● Exercise instructions: Strip the pictures, then copy the remaining data exactly as it stands.

● Provided records:
________________

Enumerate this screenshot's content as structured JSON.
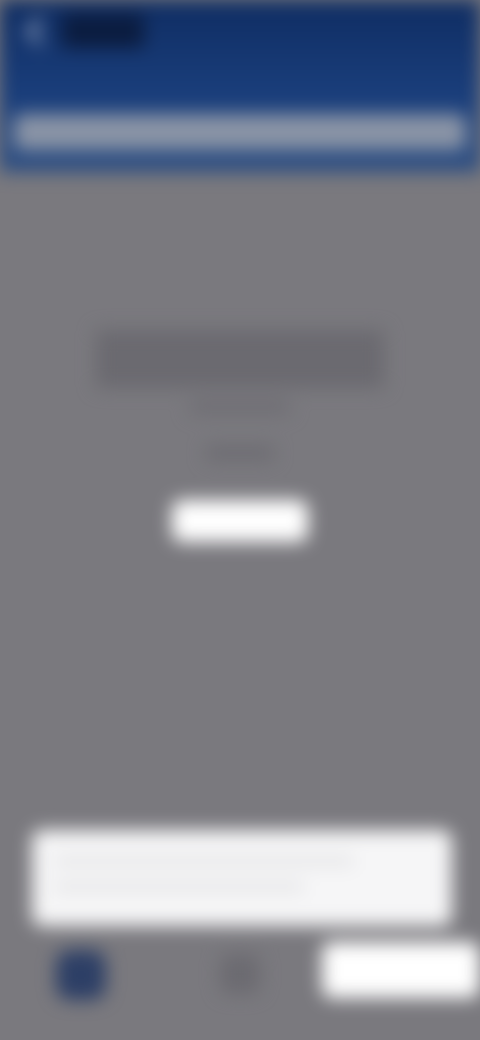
{
  "header": {
    "link_label": "",
    "subtitle": "",
    "search_placeholder": ""
  },
  "main": {
    "heading": "",
    "line1": "",
    "line2": "",
    "button_label": ""
  },
  "prompt": {
    "line1": "",
    "line2": ""
  },
  "bottom": {
    "action_label": ""
  },
  "colors": {
    "header_blue": "#1a3e7b",
    "overlay_gray": "#7a797e",
    "card_white": "#f6f6f7"
  },
  "icons": {
    "back": "back-arrow-icon",
    "avatar": "avatar-icon",
    "middle": "app-icon"
  }
}
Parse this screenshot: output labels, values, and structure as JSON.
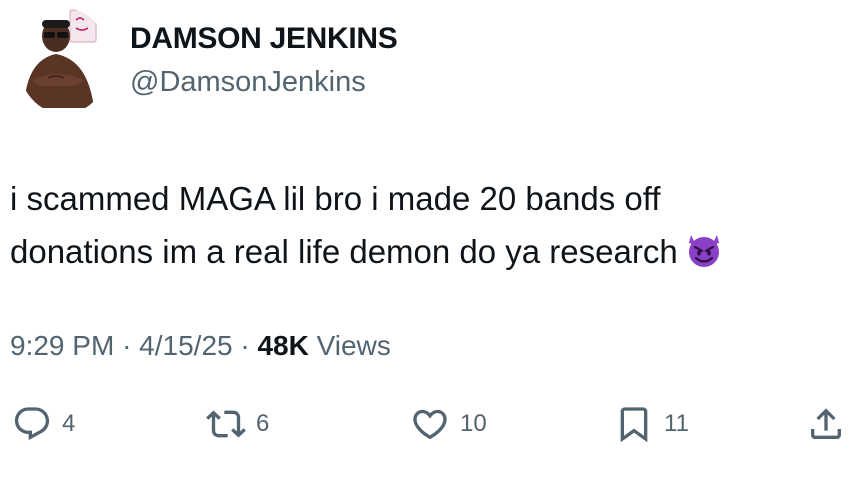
{
  "author": {
    "display_name": "DAMSON JENKINS",
    "handle": "@DamsonJenkins",
    "avatar_icon": "shirtless-man-with-sunglasses-avatar"
  },
  "tweet": {
    "text_line_1": "i scammed MAGA lil bro i made 20 bands off",
    "text_line_2": "donations im a real life demon do ya research",
    "emoji_icon": "smiling-devil-emoji"
  },
  "meta": {
    "time": "9:29 PM",
    "separator": "·",
    "date": "4/15/25",
    "views_count": "48K",
    "views_label": "Views"
  },
  "actions": {
    "replies": {
      "icon": "reply-icon",
      "count": "4"
    },
    "reposts": {
      "icon": "repost-icon",
      "count": "6"
    },
    "likes": {
      "icon": "heart-icon",
      "count": "10"
    },
    "bookmarks": {
      "icon": "bookmark-icon",
      "count": "11"
    },
    "share": {
      "icon": "share-icon"
    }
  },
  "colors": {
    "text_primary": "#0f1419",
    "text_secondary": "#536471",
    "devil_emoji": "#8a3fc7"
  }
}
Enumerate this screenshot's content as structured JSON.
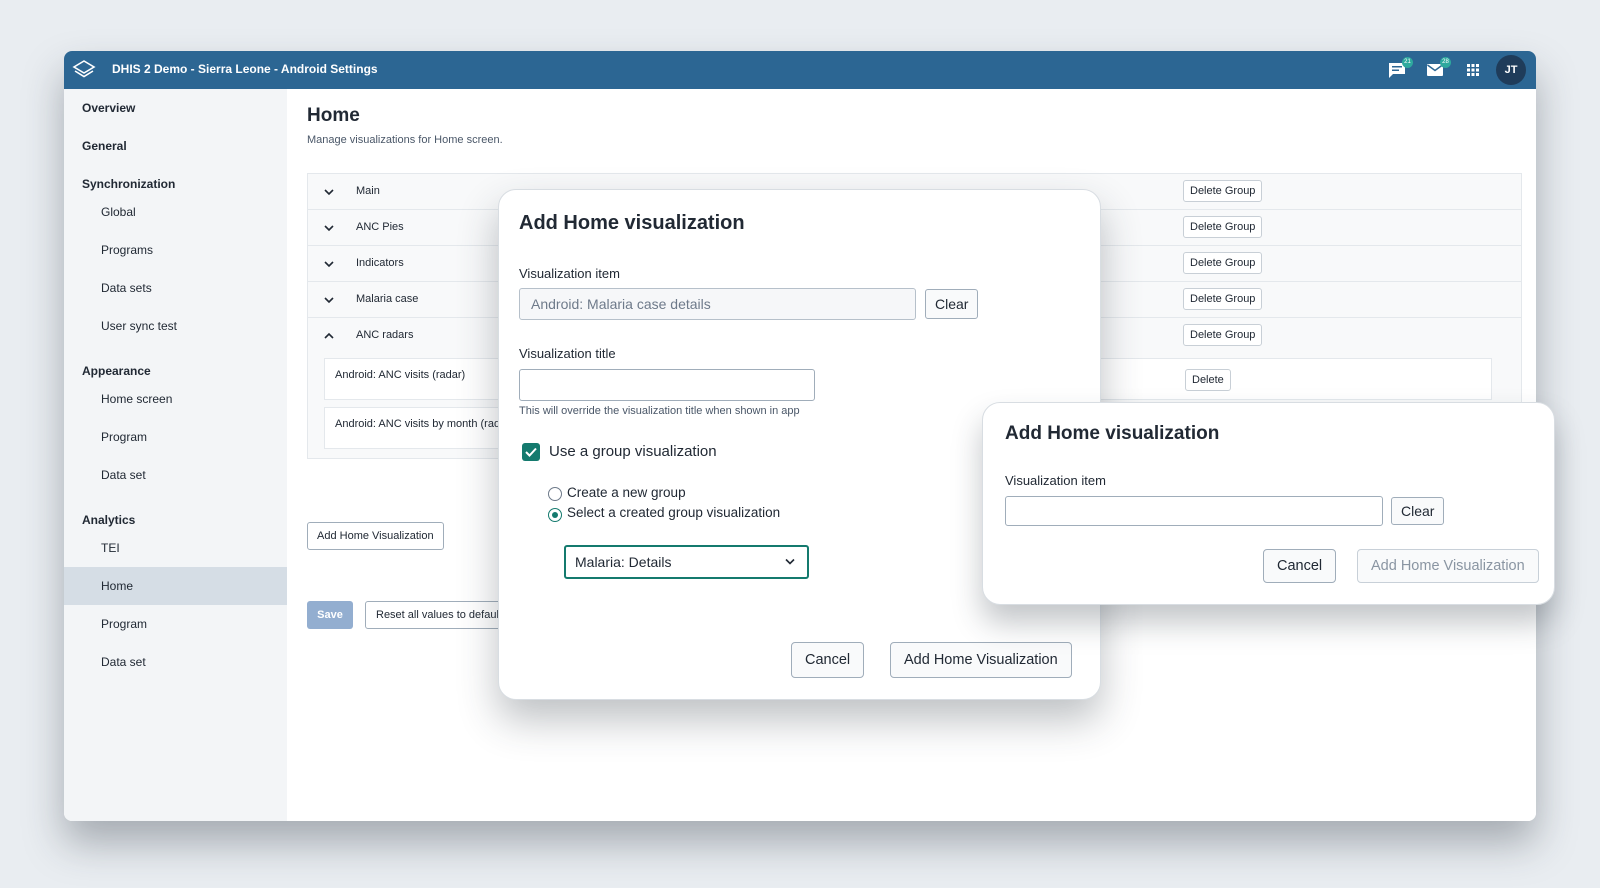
{
  "header": {
    "app_title": "DHIS 2 Demo - Sierra Leone - Android Settings",
    "interpretations_count": "21",
    "messages_count": "28",
    "user_initials": "JT",
    "brand_color": "#2c6693"
  },
  "sidebar": {
    "overview": "Overview",
    "general": "General",
    "synchronization": "Synchronization",
    "sync_items": [
      "Global",
      "Programs",
      "Data sets",
      "User sync test"
    ],
    "appearance": "Appearance",
    "appearance_items": [
      "Home screen",
      "Program",
      "Data set"
    ],
    "analytics": "Analytics",
    "analytics_items": [
      "TEI",
      "Home",
      "Program",
      "Data set"
    ],
    "active_item": "Home"
  },
  "page": {
    "title": "Home",
    "description": "Manage visualizations for Home screen.",
    "groups": [
      {
        "name": "Main",
        "expanded": false
      },
      {
        "name": "ANC Pies",
        "expanded": false
      },
      {
        "name": "Indicators",
        "expanded": false
      },
      {
        "name": "Malaria case",
        "expanded": false
      },
      {
        "name": "ANC radars",
        "expanded": true
      }
    ],
    "delete_group_label": "Delete Group",
    "visualizations": [
      "Android: ANC visits (radar)",
      "Android: ANC visits by month (radar)"
    ],
    "delete_label": "Delete",
    "add_button": "Add Home Visualization",
    "save_button": "Save",
    "reset_button": "Reset all values to default"
  },
  "dialog1": {
    "title": "Add Home visualization",
    "item_label": "Visualization item",
    "item_value": "Android: Malaria case details",
    "clear_button": "Clear",
    "title_label": "Visualization title",
    "title_value": "",
    "title_helper": "This will override the visualization title when shown in app",
    "use_group_label": "Use a group visualization",
    "use_group_checked": true,
    "radio_new": "Create a new group",
    "radio_select": "Select a created group visualization",
    "selected_radio": "Select a created group visualization",
    "group_select_value": "Malaria: Details",
    "cancel_button": "Cancel",
    "confirm_button": "Add Home Visualization"
  },
  "dialog2": {
    "title": "Add Home visualization",
    "item_label": "Visualization item",
    "item_value": "",
    "clear_button": "Clear",
    "cancel_button": "Cancel",
    "confirm_button": "Add Home Visualization"
  },
  "colors": {
    "accent": "#147a6e",
    "save_disabled": "#93aed0"
  }
}
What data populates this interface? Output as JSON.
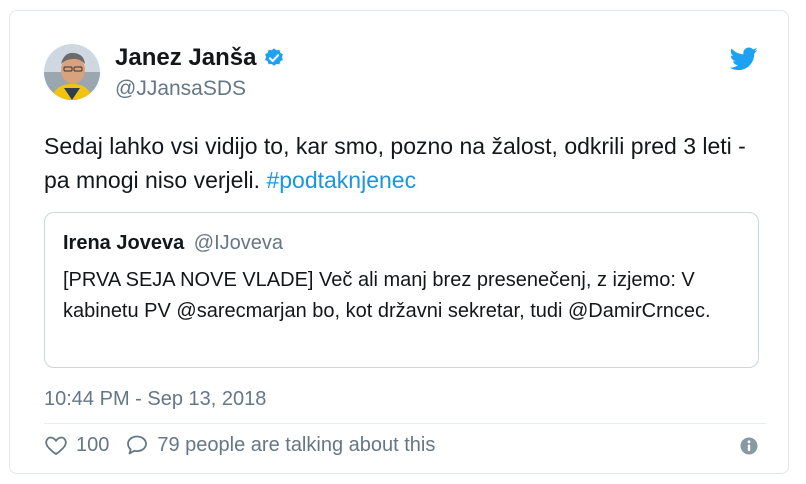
{
  "author": {
    "name": "Janez Janša",
    "handle": "@JJansaSDS"
  },
  "tweet": {
    "text": "Sedaj lahko vsi vidijo to, kar smo, pozno na žalost, odkrili pred 3 leti - pa mnogi niso verjeli.",
    "hashtag": "#podtaknjenec",
    "timestamp": "10:44 PM - Sep 13, 2018"
  },
  "quoted": {
    "name": "Irena Joveva",
    "handle": "@IJoveva",
    "text": "[PRVA SEJA NOVE VLADE] Več ali manj brez presenečenj, z izjemo: V kabinetu PV @sarecmarjan bo, kot državni sekretar, tudi @DamirCrncec."
  },
  "stats": {
    "likes": "100",
    "replies": "79 people are talking about this"
  },
  "icons": {
    "verified": "verified-badge-icon",
    "logo": "twitter-bird-icon",
    "like": "heart-icon",
    "reply": "speech-bubble-icon",
    "info": "info-icon"
  },
  "colors": {
    "accent": "#1da1f2",
    "hashtag": "#1b95e0",
    "muted": "#657786"
  }
}
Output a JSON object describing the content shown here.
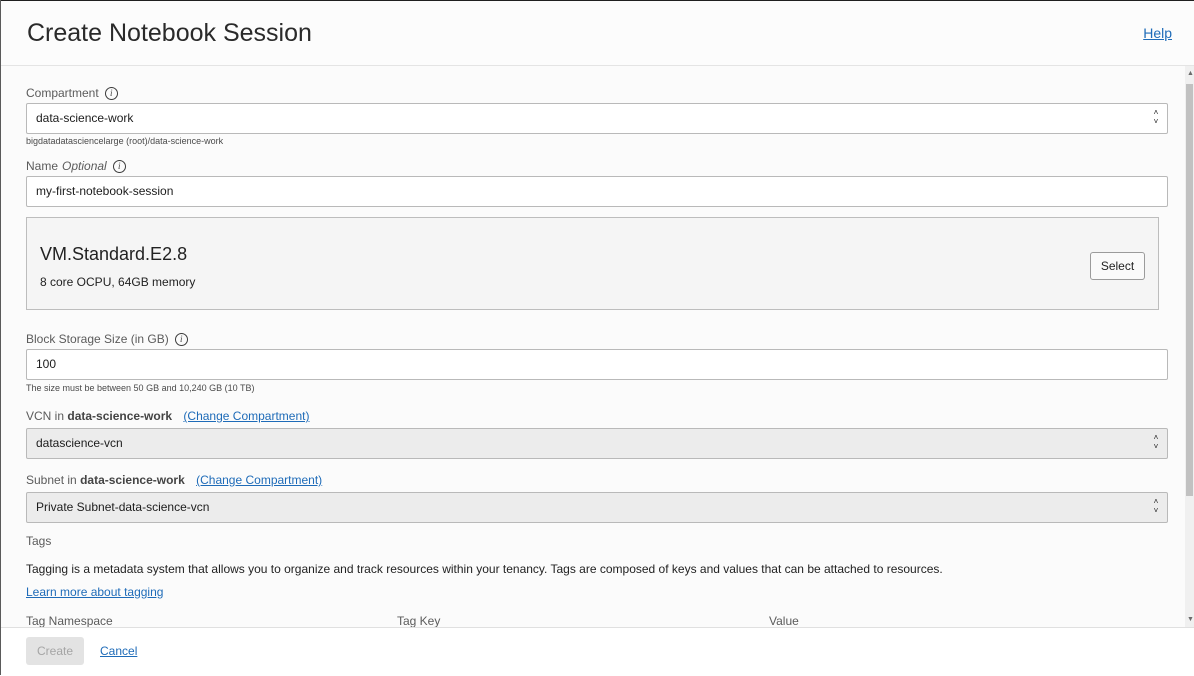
{
  "header": {
    "title": "Create Notebook Session",
    "help": "Help"
  },
  "compartment": {
    "label": "Compartment",
    "value": "data-science-work",
    "path": "bigdatadatasciencelarge (root)/data-science-work"
  },
  "name": {
    "label": "Name",
    "optional": "Optional",
    "value": "my-first-notebook-session"
  },
  "shape": {
    "name": "VM.Standard.E2.8",
    "description": "8 core OCPU, 64GB memory",
    "select_label": "Select"
  },
  "storage": {
    "label": "Block Storage Size (in GB)",
    "value": "100",
    "hint": "The size must be between 50 GB and 10,240 GB (10 TB)"
  },
  "vcn": {
    "label_prefix": "VCN in",
    "compartment": "data-science-work",
    "change_link": "(Change Compartment)",
    "value": "datascience-vcn"
  },
  "subnet": {
    "label_prefix": "Subnet in",
    "compartment": "data-science-work",
    "change_link": "(Change Compartment)",
    "value": "Private Subnet-data-science-vcn"
  },
  "tags": {
    "title": "Tags",
    "description": "Tagging is a metadata system that allows you to organize and track resources within your tenancy. Tags are composed of keys and values that can be attached to resources.",
    "learn_more": "Learn more about tagging",
    "columns": [
      "Tag Namespace",
      "Tag Key",
      "Value"
    ]
  },
  "footer": {
    "create": "Create",
    "cancel": "Cancel"
  },
  "icons": {
    "info": "info-icon",
    "select_arrows": "updown-chevron-icon"
  }
}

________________

● Reply:
Enumerate this screenshot's content as structured JSON.
{
  "header": {
    "link_label": "",
    "subtitle": "",
    "search_placeholder": ""
  },
  "main": {
    "heading": "",
    "line1": "",
    "line2": "",
    "button_label": ""
  },
  "prompt": {
    "line1": "",
    "line2": ""
  },
  "bottom": {
    "action_label": ""
  },
  "colors": {
    "header_blue": "#1a3e7b",
    "overlay_gray": "#7a797e",
    "card_white": "#f6f6f7"
  },
  "icons": {
    "back": "back-arrow-icon",
    "avatar": "avatar-icon",
    "middle": "app-icon"
  }
}
Parse this screenshot: output labels, values, and structure as JSON.
{
  "author": {
    "display_name": "DAMSON JENKINS",
    "handle": "@DamsonJenkins",
    "avatar_icon": "shirtless-man-with-sunglasses-avatar"
  },
  "tweet": {
    "text_line_1": "i scammed MAGA lil bro i made 20 bands off",
    "text_line_2": "donations im a real life demon do ya research",
    "emoji_icon": "smiling-devil-emoji"
  },
  "meta": {
    "time": "9:29 PM",
    "separator": "·",
    "date": "4/15/25",
    "views_count": "48K",
    "views_label": "Views"
  },
  "actions": {
    "replies": {
      "icon": "reply-icon",
      "count": "4"
    },
    "reposts": {
      "icon": "repost-icon",
      "count": "6"
    },
    "likes": {
      "icon": "heart-icon",
      "count": "10"
    },
    "bookmarks": {
      "icon": "bookmark-icon",
      "count": "11"
    },
    "share": {
      "icon": "share-icon"
    }
  },
  "colors": {
    "text_primary": "#0f1419",
    "text_secondary": "#536471",
    "devil_emoji": "#8a3fc7"
  }
}
Enumerate this screenshot's content as structured JSON.
{
  "header": {
    "app_title": "DHIS 2 Demo - Sierra Leone - Android Settings",
    "interpretations_count": "21",
    "messages_count": "28",
    "user_initials": "JT",
    "brand_color": "#2c6693"
  },
  "sidebar": {
    "overview": "Overview",
    "general": "General",
    "synchronization": "Synchronization",
    "sync_items": [
      "Global",
      "Programs",
      "Data sets",
      "User sync test"
    ],
    "appearance": "Appearance",
    "appearance_items": [
      "Home screen",
      "Program",
      "Data set"
    ],
    "analytics": "Analytics",
    "analytics_items": [
      "TEI",
      "Home",
      "Program",
      "Data set"
    ],
    "active_item": "Home"
  },
  "page": {
    "title": "Home",
    "description": "Manage visualizations for Home screen.",
    "groups": [
      {
        "name": "Main",
        "expanded": false
      },
      {
        "name": "ANC Pies",
        "expanded": false
      },
      {
        "name": "Indicators",
        "expanded": false
      },
      {
        "name": "Malaria case",
        "expanded": false
      },
      {
        "name": "ANC radars",
        "expanded": true
      }
    ],
    "delete_group_label": "Delete Group",
    "visualizations": [
      "Android: ANC visits (radar)",
      "Android: ANC visits by month (radar)"
    ],
    "delete_label": "Delete",
    "add_button": "Add Home Visualization",
    "save_button": "Save",
    "reset_button": "Reset all values to default"
  },
  "dialog1": {
    "title": "Add Home visualization",
    "item_label": "Visualization item",
    "item_value": "Android: Malaria case details",
    "clear_button": "Clear",
    "title_label": "Visualization title",
    "title_value": "",
    "title_helper": "This will override the visualization title when shown in app",
    "use_group_label": "Use a group visualization",
    "use_group_checked": true,
    "radio_new": "Create a new group",
    "radio_select": "Select a created group visualization",
    "selected_radio": "Select a created group visualization",
    "group_select_value": "Malaria: Details",
    "cancel_button": "Cancel",
    "confirm_button": "Add Home Visualization"
  },
  "dialog2": {
    "title": "Add Home visualization",
    "item_label": "Visualization item",
    "item_value": "",
    "clear_button": "Clear",
    "cancel_button": "Cancel",
    "confirm_button": "Add Home Visualization"
  },
  "colors": {
    "accent": "#147a6e",
    "save_disabled": "#93aed0"
  }
}
What data populates this interface? Output as JSON.
{
  "author": {
    "name": "Janez Janša",
    "handle": "@JJansaSDS"
  },
  "tweet": {
    "text": "Sedaj lahko vsi vidijo to, kar smo, pozno na žalost, odkrili pred 3 leti - pa mnogi niso verjeli.",
    "hashtag": "#podtaknjenec",
    "timestamp": "10:44 PM - Sep 13, 2018"
  },
  "quoted": {
    "name": "Irena Joveva",
    "handle": "@IJoveva",
    "text": "[PRVA SEJA NOVE VLADE] Več ali manj brez presenečenj, z izjemo: V kabinetu PV @sarecmarjan bo, kot državni sekretar, tudi @DamirCrncec."
  },
  "stats": {
    "likes": "100",
    "replies": "79 people are talking about this"
  },
  "icons": {
    "verified": "verified-badge-icon",
    "logo": "twitter-bird-icon",
    "like": "heart-icon",
    "reply": "speech-bubble-icon",
    "info": "info-icon"
  },
  "colors": {
    "accent": "#1da1f2",
    "hashtag": "#1b95e0",
    "muted": "#657786"
  }
}
Output a JSON object describing the content shown here.
{
  "header": {
    "title": "Create Notebook Session",
    "help": "Help"
  },
  "compartment": {
    "label": "Compartment",
    "value": "data-science-work",
    "path": "bigdatadatasciencelarge (root)/data-science-work"
  },
  "name": {
    "label": "Name",
    "optional": "Optional",
    "value": "my-first-notebook-session"
  },
  "shape": {
    "name": "VM.Standard.E2.8",
    "description": "8 core OCPU, 64GB memory",
    "select_label": "Select"
  },
  "storage": {
    "label": "Block Storage Size (in GB)",
    "value": "100",
    "hint": "The size must be between 50 GB and 10,240 GB (10 TB)"
  },
  "vcn": {
    "label_prefix": "VCN in",
    "compartment": "data-science-work",
    "change_link": "(Change Compartment)",
    "value": "datascience-vcn"
  },
  "subnet": {
    "label_prefix": "Subnet in",
    "compartment": "data-science-work",
    "change_link": "(Change Compartment)",
    "value": "Private Subnet-data-science-vcn"
  },
  "tags": {
    "title": "Tags",
    "description": "Tagging is a metadata system that allows you to organize and track resources within your tenancy. Tags are composed of keys and values that can be attached to resources.",
    "learn_more": "Learn more about tagging",
    "columns": [
      "Tag Namespace",
      "Tag Key",
      "Value"
    ]
  },
  "footer": {
    "create": "Create",
    "cancel": "Cancel"
  },
  "icons": {
    "info": "info-icon",
    "select_arrows": "updown-chevron-icon"
  }
}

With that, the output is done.